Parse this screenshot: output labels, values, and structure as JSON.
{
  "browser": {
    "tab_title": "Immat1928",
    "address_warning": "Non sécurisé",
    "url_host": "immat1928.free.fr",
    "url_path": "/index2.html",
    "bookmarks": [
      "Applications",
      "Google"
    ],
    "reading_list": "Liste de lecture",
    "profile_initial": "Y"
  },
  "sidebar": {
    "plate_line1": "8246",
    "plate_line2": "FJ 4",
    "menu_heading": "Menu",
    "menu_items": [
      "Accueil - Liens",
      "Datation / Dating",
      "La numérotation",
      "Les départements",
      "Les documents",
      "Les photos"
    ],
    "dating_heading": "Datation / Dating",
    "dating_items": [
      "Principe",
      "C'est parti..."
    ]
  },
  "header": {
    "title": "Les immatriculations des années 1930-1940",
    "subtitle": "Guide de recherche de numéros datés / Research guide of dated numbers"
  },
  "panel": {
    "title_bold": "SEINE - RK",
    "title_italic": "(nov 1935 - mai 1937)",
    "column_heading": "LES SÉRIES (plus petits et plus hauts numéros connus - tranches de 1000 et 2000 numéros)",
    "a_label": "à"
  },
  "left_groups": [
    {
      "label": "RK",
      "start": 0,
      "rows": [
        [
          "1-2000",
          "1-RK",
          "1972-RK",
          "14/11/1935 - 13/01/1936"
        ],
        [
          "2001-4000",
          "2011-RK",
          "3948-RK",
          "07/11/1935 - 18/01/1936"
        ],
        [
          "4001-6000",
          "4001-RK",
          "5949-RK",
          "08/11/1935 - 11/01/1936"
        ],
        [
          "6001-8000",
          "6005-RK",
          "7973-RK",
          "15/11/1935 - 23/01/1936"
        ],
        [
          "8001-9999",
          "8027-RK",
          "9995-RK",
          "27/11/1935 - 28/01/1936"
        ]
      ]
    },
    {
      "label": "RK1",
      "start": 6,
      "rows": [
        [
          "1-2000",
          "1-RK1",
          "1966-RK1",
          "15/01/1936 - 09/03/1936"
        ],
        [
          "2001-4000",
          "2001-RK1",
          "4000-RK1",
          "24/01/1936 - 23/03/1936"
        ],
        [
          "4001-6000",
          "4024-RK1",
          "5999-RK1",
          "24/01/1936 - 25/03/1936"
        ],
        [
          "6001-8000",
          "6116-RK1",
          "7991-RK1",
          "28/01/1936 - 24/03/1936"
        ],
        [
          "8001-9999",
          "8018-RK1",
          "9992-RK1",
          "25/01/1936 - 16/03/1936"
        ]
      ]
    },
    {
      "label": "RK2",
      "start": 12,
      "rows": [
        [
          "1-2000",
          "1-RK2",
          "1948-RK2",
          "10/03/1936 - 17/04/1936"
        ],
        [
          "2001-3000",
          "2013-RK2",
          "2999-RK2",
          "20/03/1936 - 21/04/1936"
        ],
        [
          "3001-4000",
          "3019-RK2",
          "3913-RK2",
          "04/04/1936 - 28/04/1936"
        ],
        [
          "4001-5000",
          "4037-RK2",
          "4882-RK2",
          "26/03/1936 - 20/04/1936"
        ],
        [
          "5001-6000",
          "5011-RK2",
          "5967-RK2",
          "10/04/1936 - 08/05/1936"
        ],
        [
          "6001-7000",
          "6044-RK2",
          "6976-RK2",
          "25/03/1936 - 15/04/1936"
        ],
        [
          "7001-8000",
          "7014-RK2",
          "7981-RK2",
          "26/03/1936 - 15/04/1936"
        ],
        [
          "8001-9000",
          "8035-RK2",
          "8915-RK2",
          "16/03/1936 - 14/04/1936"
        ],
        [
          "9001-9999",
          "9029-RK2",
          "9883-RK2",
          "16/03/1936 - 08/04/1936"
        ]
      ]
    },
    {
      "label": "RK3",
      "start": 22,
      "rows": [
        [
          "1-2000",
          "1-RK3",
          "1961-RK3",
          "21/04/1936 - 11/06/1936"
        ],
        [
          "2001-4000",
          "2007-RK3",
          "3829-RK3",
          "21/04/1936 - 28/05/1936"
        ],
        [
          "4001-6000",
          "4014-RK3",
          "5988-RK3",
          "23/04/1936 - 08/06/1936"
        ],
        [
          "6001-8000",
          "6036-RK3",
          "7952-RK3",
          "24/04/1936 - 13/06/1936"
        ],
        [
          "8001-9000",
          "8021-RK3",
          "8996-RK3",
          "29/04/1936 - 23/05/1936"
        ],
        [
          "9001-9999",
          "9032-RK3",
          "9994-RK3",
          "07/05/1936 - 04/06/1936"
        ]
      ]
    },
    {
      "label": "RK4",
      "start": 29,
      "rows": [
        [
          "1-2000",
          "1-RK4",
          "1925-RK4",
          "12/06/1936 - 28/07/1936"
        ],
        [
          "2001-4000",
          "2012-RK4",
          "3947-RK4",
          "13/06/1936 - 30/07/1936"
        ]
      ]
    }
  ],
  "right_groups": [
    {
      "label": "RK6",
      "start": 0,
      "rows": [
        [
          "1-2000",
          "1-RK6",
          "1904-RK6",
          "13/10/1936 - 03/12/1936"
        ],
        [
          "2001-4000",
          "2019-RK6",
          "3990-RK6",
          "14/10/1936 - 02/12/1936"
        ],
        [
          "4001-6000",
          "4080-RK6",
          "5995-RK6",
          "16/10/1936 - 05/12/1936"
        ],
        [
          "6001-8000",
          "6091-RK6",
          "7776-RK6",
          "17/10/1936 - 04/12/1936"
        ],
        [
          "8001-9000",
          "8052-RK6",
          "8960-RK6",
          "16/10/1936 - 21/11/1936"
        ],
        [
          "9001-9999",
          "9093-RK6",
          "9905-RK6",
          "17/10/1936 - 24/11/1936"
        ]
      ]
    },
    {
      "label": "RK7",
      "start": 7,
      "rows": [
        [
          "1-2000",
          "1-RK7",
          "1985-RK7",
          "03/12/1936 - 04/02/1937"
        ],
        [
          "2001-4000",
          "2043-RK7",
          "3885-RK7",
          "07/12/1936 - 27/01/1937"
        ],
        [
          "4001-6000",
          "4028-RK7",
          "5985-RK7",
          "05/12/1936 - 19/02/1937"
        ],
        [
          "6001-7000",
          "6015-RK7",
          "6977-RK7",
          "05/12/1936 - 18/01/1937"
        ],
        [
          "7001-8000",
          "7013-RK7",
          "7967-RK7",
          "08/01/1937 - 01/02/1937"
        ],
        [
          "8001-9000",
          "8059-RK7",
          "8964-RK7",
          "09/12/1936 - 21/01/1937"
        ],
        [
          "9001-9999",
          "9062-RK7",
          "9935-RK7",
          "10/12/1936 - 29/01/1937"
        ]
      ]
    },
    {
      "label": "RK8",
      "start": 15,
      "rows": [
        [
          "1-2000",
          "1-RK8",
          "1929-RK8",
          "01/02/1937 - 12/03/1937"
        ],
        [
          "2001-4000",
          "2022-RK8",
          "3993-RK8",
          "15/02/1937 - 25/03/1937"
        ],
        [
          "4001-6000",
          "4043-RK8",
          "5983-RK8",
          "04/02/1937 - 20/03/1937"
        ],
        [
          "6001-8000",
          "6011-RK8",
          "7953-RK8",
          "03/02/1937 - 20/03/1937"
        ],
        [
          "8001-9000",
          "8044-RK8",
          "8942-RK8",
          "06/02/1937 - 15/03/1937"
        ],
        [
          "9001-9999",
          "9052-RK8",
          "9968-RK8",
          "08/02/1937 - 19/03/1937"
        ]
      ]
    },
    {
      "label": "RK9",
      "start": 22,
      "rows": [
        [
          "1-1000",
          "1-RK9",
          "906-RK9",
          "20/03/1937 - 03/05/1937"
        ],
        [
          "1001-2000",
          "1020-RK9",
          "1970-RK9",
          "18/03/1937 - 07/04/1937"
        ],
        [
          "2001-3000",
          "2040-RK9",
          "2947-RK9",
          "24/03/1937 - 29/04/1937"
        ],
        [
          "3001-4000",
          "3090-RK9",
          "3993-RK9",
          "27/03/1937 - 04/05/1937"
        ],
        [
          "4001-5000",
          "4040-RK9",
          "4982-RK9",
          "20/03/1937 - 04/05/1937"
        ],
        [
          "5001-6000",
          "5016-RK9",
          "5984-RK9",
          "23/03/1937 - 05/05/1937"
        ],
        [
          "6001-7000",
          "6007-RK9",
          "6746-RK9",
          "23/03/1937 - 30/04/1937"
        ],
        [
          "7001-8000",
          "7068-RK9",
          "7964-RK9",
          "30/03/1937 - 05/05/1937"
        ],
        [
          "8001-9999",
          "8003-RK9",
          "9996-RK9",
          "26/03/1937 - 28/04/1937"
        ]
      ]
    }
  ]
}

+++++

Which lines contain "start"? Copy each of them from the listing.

Result for this task
      "start": 0,
      "start": 6,
      "start": 12,
      "start": 22,
      "start": 29,
      "start": 0,
      "start": 7,
      "start": 15,
      "start": 22,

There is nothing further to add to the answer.